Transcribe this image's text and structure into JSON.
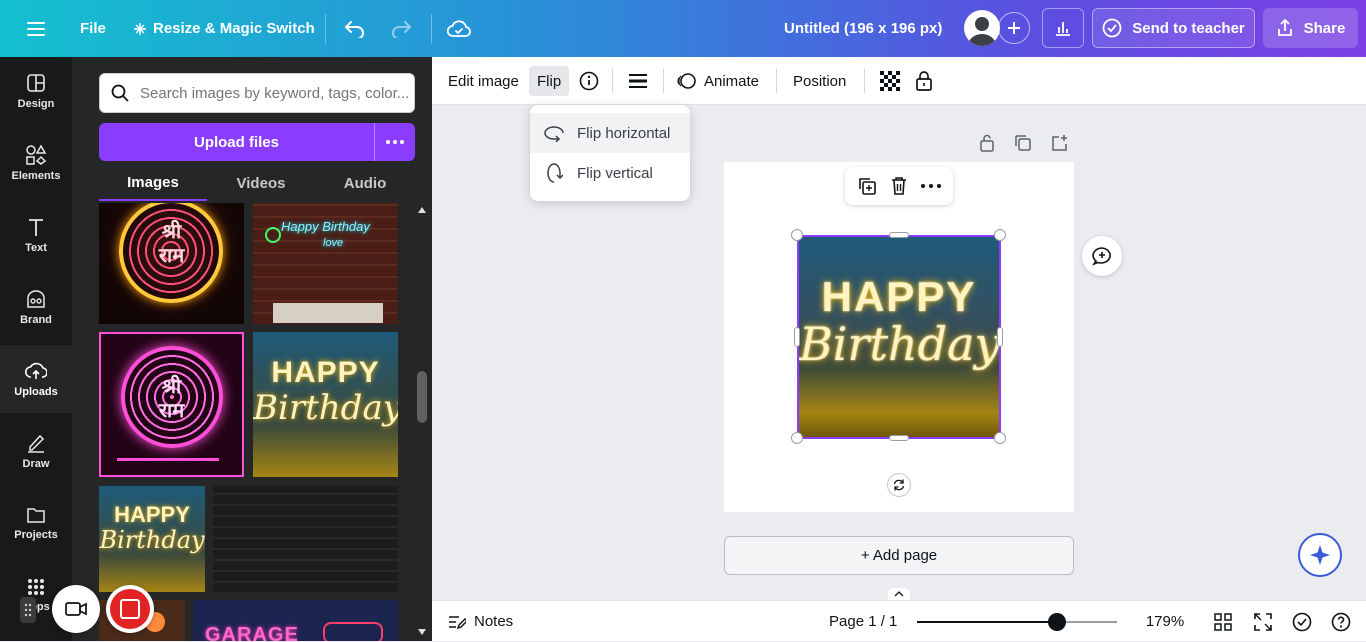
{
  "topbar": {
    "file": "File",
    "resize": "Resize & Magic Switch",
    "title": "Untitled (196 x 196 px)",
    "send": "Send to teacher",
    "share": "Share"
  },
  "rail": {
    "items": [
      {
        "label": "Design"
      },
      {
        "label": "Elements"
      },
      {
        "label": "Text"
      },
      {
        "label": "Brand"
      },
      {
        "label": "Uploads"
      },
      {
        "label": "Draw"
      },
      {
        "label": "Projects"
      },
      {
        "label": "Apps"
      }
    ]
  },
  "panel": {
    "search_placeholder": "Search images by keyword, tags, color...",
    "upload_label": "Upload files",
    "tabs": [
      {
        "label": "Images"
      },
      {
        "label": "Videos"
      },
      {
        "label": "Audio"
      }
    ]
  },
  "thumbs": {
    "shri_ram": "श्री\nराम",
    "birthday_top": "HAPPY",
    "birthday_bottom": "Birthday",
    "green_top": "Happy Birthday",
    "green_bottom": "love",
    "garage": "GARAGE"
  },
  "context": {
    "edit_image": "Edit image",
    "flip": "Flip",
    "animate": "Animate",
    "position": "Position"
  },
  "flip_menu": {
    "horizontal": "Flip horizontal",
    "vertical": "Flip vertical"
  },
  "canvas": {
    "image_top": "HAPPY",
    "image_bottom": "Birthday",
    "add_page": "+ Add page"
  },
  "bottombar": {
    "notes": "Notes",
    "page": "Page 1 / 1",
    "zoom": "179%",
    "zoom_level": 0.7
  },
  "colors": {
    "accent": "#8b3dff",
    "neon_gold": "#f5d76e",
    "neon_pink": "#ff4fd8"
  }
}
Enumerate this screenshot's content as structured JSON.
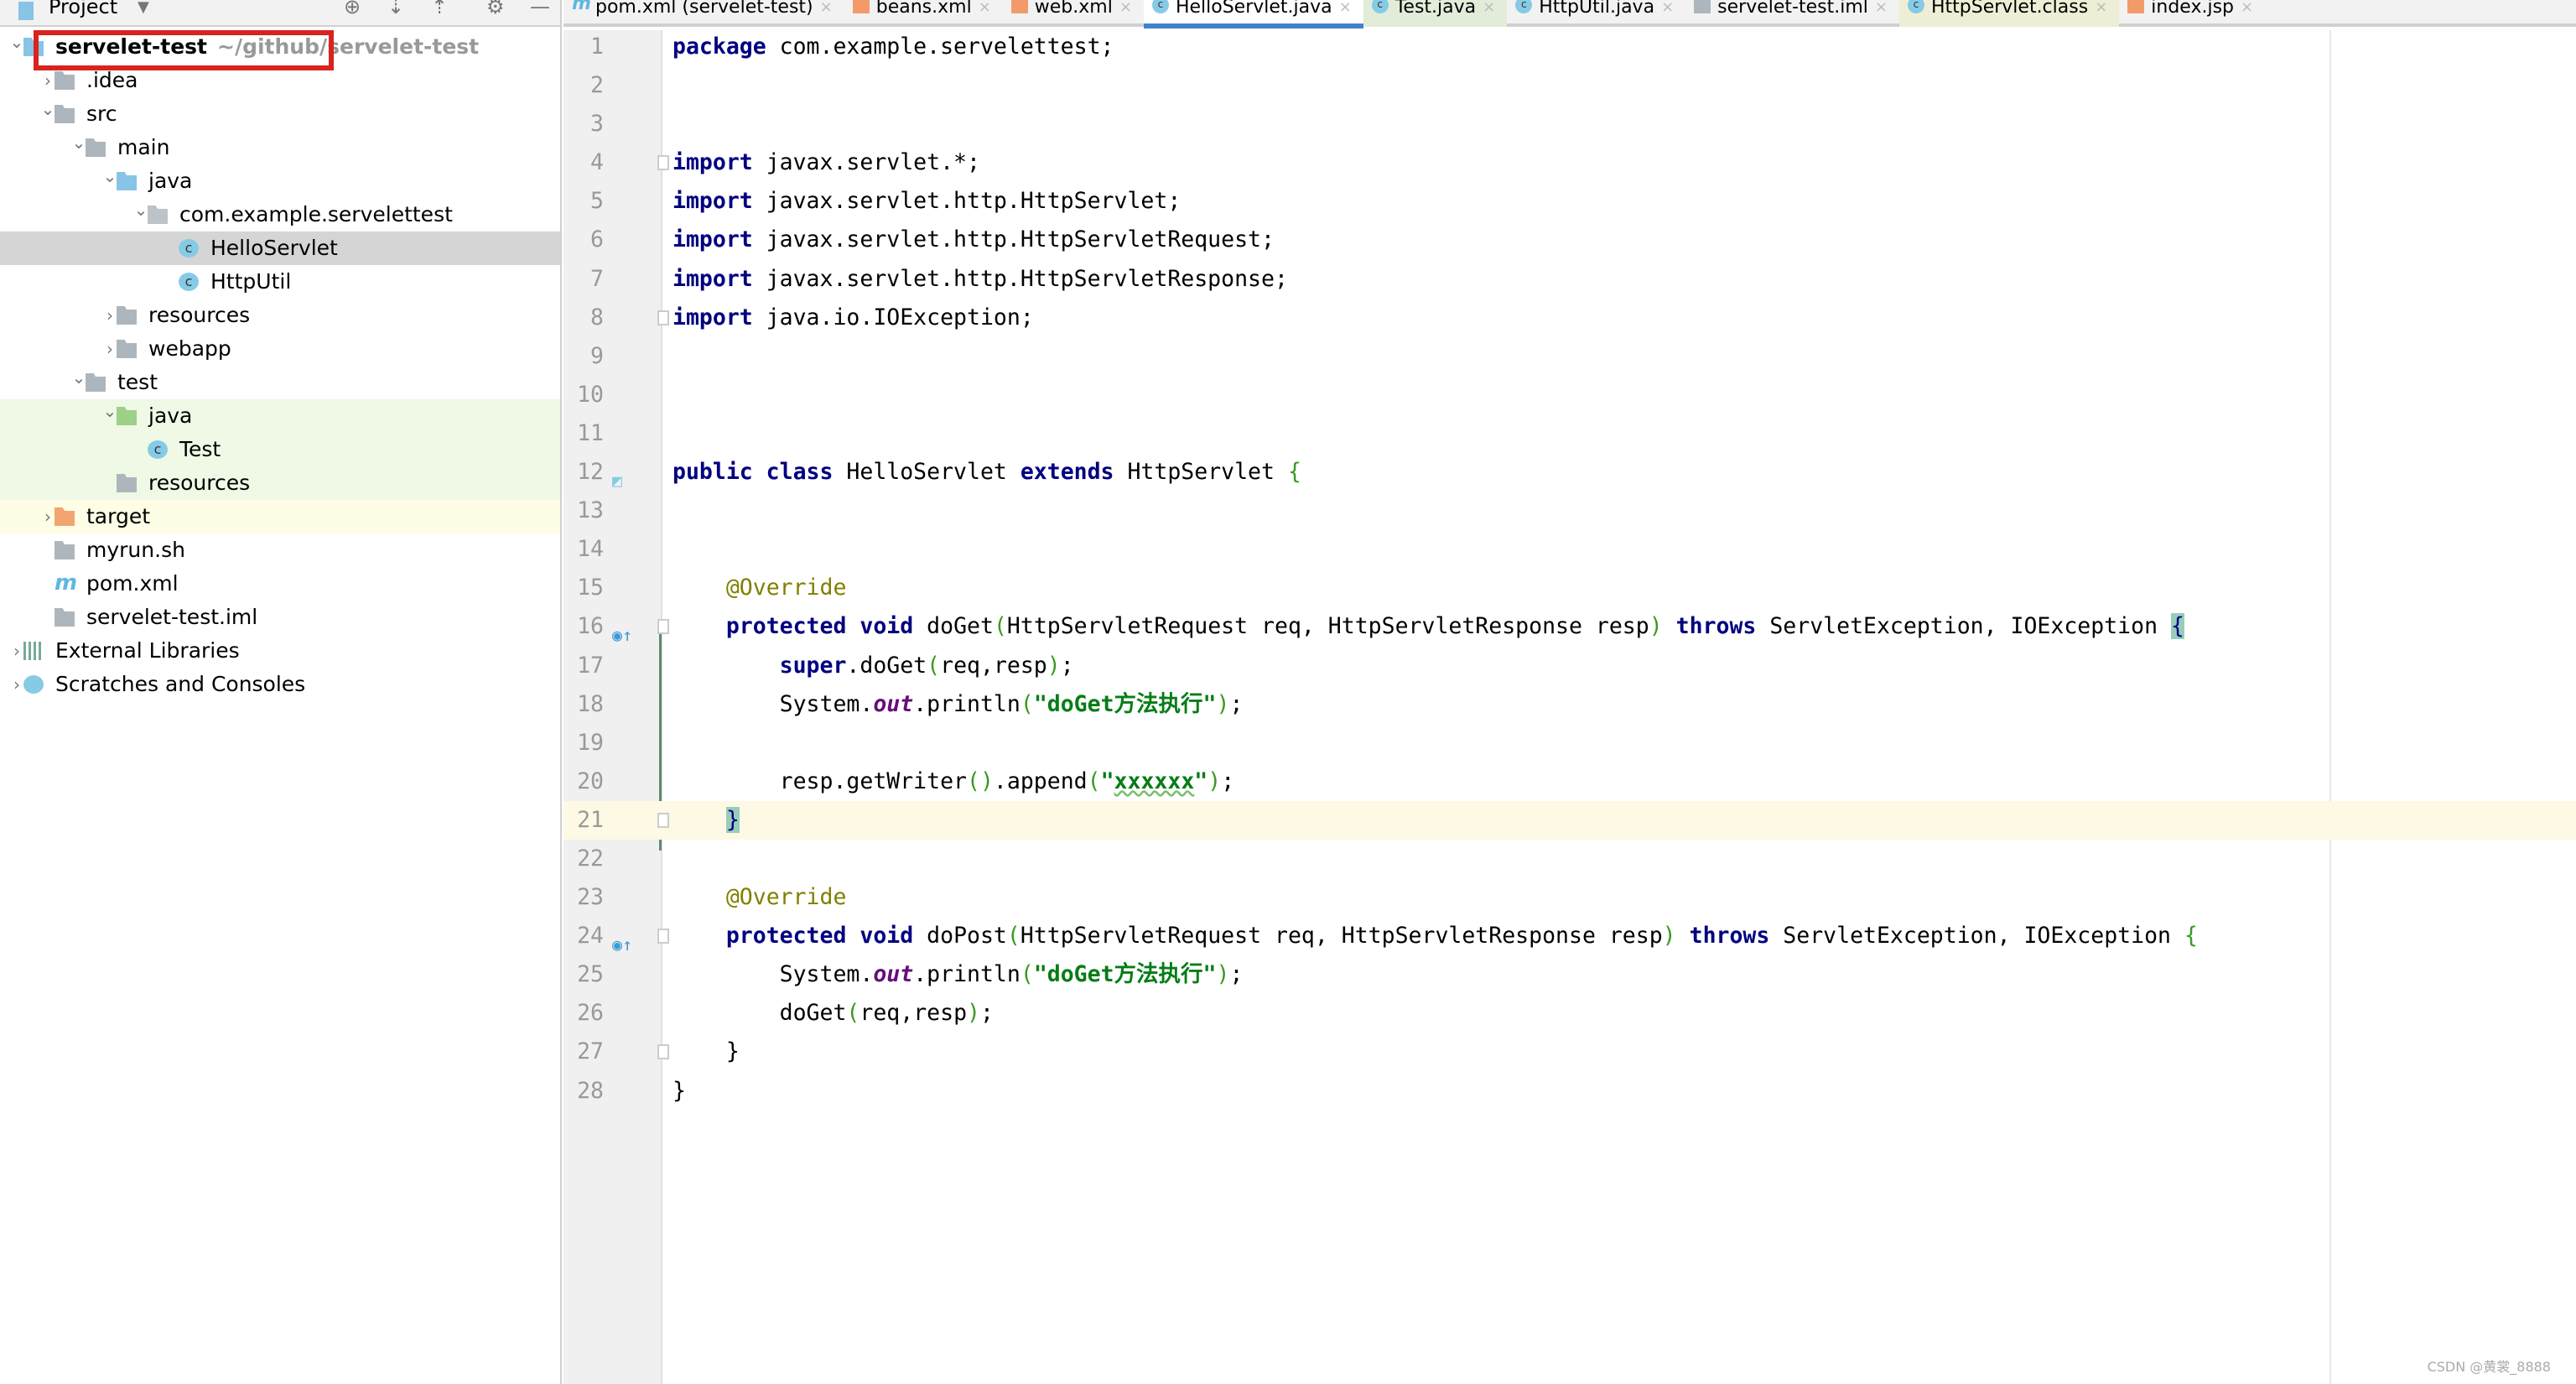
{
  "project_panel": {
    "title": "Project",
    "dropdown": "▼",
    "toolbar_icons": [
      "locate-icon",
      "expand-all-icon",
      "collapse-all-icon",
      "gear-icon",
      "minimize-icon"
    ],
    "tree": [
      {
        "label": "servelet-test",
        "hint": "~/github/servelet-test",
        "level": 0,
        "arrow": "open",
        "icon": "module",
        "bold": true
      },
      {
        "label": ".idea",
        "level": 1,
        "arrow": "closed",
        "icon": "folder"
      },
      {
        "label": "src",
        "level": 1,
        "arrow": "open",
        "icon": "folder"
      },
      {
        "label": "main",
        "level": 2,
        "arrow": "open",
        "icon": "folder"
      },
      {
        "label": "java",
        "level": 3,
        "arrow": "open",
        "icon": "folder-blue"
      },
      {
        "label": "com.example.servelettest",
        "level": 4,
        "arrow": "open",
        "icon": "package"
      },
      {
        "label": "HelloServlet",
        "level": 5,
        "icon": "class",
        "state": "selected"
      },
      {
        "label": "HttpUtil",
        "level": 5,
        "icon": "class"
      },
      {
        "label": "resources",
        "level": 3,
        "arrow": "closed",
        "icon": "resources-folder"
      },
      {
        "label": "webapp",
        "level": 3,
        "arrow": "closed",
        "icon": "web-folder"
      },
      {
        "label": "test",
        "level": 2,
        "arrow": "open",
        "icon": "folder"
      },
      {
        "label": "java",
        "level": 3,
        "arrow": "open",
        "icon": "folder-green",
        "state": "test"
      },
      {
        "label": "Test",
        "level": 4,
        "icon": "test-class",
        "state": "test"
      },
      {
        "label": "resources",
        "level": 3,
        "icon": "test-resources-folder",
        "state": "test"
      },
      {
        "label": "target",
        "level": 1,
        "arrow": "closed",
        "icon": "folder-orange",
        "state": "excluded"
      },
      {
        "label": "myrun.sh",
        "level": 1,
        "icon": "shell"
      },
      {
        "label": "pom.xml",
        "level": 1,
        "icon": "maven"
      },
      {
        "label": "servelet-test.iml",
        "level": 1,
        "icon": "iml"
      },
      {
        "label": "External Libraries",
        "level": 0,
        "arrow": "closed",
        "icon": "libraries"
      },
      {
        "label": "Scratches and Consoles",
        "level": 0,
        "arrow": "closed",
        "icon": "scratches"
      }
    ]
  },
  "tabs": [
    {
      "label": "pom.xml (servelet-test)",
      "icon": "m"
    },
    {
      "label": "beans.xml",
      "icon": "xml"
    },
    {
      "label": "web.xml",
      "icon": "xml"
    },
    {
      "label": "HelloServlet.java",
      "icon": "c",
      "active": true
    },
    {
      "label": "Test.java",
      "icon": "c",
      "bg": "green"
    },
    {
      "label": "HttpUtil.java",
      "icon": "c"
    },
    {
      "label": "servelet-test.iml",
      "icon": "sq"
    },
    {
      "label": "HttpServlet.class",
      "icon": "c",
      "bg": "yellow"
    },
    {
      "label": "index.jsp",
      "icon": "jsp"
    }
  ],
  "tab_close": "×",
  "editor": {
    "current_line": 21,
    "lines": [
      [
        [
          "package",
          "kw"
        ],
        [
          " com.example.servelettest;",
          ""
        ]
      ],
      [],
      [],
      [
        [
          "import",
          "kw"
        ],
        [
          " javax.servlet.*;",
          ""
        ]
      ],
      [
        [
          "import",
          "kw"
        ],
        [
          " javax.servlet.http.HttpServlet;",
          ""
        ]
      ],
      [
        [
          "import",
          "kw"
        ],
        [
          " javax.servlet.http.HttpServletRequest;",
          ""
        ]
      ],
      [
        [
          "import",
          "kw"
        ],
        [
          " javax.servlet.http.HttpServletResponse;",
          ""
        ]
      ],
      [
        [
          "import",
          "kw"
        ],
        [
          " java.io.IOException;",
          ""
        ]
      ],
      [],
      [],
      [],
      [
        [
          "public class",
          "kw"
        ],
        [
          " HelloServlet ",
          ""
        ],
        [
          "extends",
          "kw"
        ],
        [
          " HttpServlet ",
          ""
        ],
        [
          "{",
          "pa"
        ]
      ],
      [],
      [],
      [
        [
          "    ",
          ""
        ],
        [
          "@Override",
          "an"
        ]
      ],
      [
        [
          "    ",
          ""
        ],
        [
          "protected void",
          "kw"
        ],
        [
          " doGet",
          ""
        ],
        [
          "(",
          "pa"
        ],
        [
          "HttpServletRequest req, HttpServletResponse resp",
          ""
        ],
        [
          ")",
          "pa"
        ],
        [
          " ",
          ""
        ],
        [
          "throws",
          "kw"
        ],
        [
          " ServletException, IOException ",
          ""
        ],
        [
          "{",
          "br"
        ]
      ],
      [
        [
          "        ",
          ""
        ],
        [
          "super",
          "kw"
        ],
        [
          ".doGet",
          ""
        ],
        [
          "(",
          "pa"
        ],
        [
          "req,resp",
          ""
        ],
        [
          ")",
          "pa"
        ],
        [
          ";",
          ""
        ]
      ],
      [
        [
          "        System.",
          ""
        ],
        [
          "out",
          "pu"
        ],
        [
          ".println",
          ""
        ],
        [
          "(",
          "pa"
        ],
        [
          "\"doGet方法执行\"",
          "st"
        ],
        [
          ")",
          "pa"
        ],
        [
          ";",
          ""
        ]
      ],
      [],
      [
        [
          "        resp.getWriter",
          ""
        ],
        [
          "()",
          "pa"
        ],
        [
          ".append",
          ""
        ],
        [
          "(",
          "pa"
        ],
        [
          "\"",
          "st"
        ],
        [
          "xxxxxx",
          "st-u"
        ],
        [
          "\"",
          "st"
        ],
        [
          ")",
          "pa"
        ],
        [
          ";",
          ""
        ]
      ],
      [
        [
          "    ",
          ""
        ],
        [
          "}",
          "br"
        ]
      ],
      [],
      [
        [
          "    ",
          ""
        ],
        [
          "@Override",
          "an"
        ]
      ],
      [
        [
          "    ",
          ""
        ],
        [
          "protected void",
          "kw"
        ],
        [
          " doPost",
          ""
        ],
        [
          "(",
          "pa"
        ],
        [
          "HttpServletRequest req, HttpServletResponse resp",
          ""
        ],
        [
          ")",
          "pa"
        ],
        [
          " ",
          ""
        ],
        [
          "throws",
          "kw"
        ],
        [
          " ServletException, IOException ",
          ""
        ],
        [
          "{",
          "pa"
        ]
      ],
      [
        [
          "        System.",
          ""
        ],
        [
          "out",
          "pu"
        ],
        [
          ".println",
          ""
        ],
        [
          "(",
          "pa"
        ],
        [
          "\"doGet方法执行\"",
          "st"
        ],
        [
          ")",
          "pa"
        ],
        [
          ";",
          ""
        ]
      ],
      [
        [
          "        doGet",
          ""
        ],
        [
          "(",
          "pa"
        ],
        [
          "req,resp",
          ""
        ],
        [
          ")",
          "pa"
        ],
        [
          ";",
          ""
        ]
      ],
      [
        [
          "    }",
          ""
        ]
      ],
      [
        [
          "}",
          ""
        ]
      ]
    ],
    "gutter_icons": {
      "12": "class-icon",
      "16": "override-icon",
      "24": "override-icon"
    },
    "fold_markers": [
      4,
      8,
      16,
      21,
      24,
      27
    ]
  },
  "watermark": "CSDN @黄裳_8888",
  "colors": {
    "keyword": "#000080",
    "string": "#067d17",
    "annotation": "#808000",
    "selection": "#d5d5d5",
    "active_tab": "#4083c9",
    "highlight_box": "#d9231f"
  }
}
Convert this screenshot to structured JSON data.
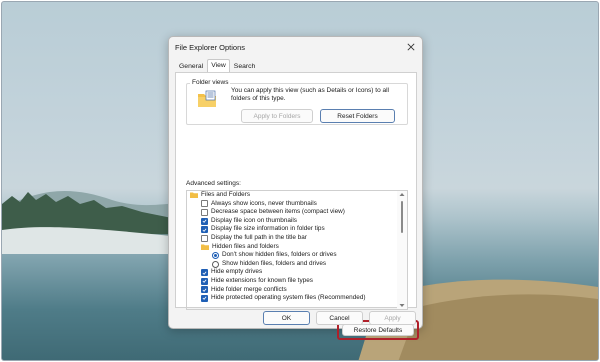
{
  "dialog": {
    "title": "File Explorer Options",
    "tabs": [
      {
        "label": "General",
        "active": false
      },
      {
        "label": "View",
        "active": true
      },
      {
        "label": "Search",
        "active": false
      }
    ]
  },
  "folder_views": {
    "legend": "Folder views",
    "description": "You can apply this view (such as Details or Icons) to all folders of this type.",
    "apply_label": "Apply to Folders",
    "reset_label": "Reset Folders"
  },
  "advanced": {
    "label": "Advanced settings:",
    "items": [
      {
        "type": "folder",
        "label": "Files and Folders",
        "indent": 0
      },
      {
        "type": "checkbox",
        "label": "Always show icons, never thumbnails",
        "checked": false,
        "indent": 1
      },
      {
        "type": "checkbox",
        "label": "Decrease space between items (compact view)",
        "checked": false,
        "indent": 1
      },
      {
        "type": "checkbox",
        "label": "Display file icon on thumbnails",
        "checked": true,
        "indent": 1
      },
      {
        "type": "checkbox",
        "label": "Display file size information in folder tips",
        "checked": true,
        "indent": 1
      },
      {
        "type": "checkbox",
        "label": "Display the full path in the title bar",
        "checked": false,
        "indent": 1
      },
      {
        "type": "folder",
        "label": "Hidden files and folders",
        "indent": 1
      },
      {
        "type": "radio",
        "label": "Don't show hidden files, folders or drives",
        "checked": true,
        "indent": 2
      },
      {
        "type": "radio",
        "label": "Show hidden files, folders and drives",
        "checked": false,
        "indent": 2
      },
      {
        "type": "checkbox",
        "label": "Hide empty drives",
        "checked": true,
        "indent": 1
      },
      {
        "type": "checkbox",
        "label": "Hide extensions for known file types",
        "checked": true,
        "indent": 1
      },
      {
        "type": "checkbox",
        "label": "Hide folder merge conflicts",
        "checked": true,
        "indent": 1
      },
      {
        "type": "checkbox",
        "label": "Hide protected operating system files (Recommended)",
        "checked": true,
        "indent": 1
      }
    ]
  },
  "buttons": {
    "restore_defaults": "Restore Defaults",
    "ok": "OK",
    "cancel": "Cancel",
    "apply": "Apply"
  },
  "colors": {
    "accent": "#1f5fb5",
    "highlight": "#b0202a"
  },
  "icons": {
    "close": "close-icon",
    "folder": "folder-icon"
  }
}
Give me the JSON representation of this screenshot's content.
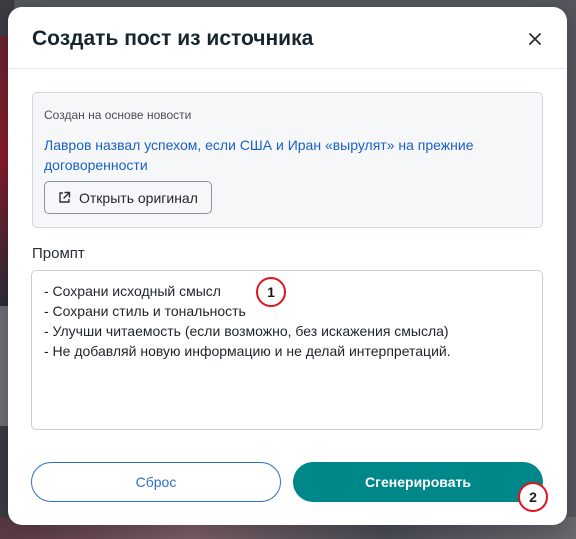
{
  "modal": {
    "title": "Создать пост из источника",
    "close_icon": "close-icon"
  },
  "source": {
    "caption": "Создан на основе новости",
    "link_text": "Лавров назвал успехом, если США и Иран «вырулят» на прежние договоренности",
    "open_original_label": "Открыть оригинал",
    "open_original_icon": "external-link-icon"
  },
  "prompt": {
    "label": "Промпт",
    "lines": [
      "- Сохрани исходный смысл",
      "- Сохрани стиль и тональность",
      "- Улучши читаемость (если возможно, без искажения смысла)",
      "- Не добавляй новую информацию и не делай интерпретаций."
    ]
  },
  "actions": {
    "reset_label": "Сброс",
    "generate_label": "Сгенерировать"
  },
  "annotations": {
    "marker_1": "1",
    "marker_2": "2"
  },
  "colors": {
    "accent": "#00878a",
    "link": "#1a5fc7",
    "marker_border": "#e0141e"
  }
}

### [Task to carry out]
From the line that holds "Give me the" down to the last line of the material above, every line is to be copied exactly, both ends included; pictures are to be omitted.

### [Solution to this problem]
Give me the JSON representation of this screenshot's content.
{
  "modal": {
    "title": "Создать пост из источника",
    "close_icon": "close-icon"
  },
  "source": {
    "caption": "Создан на основе новости",
    "link_text": "Лавров назвал успехом, если США и Иран «вырулят» на прежние договоренности",
    "open_original_label": "Открыть оригинал",
    "open_original_icon": "external-link-icon"
  },
  "prompt": {
    "label": "Промпт",
    "lines": [
      "- Сохрани исходный смысл",
      "- Сохрани стиль и тональность",
      "- Улучши читаемость (если возможно, без искажения смысла)",
      "- Не добавляй новую информацию и не делай интерпретаций."
    ]
  },
  "actions": {
    "reset_label": "Сброс",
    "generate_label": "Сгенерировать"
  },
  "annotations": {
    "marker_1": "1",
    "marker_2": "2"
  },
  "colors": {
    "accent": "#00878a",
    "link": "#1a5fc7",
    "marker_border": "#e0141e"
  }
}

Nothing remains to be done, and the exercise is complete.